Farmer: Yea, a bit of a rest, I guess yeou’d say.
Me: Nice. Sound good. I’ve got just a few questions.
Farmer: Yea yea yea, go ahead.
Me: I don’t have a vehicle, is that a problem?
Farmer: Neo worries mate, we’ve got a ute yeou can drive around. Y’kneow how to drive stick?
Me: Uh, standard?
Farmer: Yea yea yea.
Me: Yea, I guess. Craig let us try out his bikes, I wouldn’t say I’m the best though.
Farmer: Neo worries, yeou’ll figure it out or yeou won’t go anywhere.
Me: Fair enough. What about accommodation?
Farmer: Well, as I said before, it’s pretty basic. Yeour own heouse but, uh, yeou’ll be sharing with another one of ow’a refo’s, I hope that’s okay. She usually makes dinner seo all yeou gotta do is be nice to her.
Me: It’s a woman?
Farmer: Yea yea yea, tweny-two or so? Nice looking lady, blonde. German, I reckon.
Me: Ha, yes, sir, gotcha.
Farmer: (Rustling) Ah, just a sec, Steve, m’pardna wants me to ask a few questions. The last guy was a bit dodgy, y’kneow, had a few kangaroos loose in the top paddick.
Farmer: Ah yea yea yea. Can yeou do math?
Me: Yea, I finished high school and all that.
Farmer: Can yeou count for me?
Me: Yea, sure, count what?
Farmer: Ah, just to ten.
Me: Sure, one two three four five six … seven eight nine ten.
Farmer: Ah good good good. Yea yea yea, good. Uh, can yeou sing?
Me: Yea, sure, not well, might not attract many folks but, yea, I can sing I guess.
Farmer: Yea yea yea, neo worries, just usually after a day’s work or seo we get togetha ’round the bonfia and sing a few tunes. Seo what can yeou sing for me?
Me: Uh, baa baa black sheep?
Farmer: Sure, yea yea yea, sure.
Me: Alright, well… Baa baa black sheep, have you any wool? Yes sir yes sir, three bags-

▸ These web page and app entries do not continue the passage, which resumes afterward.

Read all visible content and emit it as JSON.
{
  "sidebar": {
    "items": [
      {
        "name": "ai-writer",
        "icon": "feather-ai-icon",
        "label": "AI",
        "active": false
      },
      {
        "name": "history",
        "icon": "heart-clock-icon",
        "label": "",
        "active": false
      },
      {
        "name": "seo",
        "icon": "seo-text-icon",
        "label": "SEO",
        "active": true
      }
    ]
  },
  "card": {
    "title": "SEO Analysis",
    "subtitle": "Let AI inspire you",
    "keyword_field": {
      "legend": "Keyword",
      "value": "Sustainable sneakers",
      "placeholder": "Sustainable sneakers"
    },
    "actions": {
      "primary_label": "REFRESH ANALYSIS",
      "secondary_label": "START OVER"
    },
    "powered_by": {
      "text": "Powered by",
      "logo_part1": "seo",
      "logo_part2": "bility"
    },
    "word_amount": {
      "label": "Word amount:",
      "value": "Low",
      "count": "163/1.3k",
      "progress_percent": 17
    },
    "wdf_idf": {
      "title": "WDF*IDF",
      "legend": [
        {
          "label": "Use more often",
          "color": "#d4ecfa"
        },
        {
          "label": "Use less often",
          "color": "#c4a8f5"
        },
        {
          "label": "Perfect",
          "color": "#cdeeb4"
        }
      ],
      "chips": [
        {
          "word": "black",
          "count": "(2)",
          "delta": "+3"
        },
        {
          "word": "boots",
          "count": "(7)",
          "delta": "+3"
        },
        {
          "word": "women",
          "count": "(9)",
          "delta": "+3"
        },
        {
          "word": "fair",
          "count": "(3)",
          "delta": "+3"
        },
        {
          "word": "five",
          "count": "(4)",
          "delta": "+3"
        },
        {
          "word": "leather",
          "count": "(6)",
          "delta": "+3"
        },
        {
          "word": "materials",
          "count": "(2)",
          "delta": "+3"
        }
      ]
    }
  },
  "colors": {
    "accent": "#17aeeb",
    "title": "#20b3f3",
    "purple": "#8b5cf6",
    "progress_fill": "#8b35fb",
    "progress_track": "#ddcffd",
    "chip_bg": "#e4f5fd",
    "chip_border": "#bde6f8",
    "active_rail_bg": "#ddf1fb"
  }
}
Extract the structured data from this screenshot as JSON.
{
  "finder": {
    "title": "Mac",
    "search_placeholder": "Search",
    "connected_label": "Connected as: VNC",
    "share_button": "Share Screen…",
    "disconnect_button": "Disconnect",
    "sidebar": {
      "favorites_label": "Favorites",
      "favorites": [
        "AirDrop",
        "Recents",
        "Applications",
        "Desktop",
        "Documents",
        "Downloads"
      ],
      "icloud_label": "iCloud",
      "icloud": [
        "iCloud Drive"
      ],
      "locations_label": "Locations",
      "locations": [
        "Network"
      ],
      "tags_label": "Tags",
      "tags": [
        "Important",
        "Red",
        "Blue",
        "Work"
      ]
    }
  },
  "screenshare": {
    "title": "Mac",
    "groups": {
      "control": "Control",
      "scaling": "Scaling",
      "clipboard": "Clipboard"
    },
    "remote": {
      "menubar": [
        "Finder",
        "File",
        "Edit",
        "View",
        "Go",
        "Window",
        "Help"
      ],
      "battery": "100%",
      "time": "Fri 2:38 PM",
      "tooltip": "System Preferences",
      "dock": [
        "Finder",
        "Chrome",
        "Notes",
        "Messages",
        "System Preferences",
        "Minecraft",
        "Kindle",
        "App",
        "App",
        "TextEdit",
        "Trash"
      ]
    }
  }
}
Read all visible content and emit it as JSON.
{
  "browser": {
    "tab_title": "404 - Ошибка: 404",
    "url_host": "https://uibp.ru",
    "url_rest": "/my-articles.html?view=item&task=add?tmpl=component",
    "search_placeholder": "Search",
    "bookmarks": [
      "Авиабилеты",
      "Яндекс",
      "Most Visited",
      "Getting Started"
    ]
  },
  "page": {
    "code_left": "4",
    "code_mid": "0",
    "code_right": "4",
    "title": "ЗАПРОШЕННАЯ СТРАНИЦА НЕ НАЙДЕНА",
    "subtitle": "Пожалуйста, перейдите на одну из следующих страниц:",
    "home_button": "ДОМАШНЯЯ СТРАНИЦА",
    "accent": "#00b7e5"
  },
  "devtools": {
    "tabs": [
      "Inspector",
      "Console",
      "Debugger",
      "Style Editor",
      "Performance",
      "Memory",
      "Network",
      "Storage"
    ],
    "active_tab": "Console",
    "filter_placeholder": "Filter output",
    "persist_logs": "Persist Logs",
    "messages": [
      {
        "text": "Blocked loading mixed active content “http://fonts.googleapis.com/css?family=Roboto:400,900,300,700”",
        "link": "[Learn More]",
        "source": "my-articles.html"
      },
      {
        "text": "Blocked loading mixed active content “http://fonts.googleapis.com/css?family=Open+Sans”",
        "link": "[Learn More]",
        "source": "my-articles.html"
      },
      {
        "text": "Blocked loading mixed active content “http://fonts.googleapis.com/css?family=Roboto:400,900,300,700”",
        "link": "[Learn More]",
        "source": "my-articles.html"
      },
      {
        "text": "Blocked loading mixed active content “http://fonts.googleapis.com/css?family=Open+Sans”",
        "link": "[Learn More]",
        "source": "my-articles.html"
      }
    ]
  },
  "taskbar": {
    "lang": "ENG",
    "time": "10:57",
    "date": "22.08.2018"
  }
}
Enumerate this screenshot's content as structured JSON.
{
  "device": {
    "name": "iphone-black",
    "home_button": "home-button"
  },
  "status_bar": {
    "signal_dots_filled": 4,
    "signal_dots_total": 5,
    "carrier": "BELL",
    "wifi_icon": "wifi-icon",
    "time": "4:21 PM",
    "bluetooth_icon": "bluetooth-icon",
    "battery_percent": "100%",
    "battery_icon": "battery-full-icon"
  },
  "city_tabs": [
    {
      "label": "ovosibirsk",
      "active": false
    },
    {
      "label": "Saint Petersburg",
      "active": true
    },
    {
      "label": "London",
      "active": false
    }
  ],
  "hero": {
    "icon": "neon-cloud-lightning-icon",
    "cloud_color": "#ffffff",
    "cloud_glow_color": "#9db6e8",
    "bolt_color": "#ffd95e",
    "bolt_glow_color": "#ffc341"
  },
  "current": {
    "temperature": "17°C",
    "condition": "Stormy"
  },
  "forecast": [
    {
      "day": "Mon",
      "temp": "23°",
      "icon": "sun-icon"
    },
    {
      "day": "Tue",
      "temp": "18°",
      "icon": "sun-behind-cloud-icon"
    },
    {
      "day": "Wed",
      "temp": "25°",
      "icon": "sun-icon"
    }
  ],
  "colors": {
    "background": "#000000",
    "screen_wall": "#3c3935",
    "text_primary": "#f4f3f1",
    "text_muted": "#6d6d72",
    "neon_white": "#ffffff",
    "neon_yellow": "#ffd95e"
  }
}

The moment of clarity should’ve hit me a little sooner. It was a unique interview, to say the least, and I wasn’t the least fazed by the nudist colony, the generous salary or the seemingly off-topic interview questions. But before I could finish my little song I spotted Mr. Pickett also on the phone. That was nothing unusual since he was running a business, but what got me was the look on his face.
Me: Craig, you’re an ass.
And so my first Australian job interview turned out to be a 10-minute prank call by none other than Mr. Pickett himself. Since I had decided to take the call out of view of everybody else, he had the perfect set up by which he could conduct the interview and let everybody else around the bonfire know that he was putting me on.
For the real interview I had to call my employer and it took no more than five minutes. I was set to go to Adelaide that weekend to work the Great Australian Grape Harvest.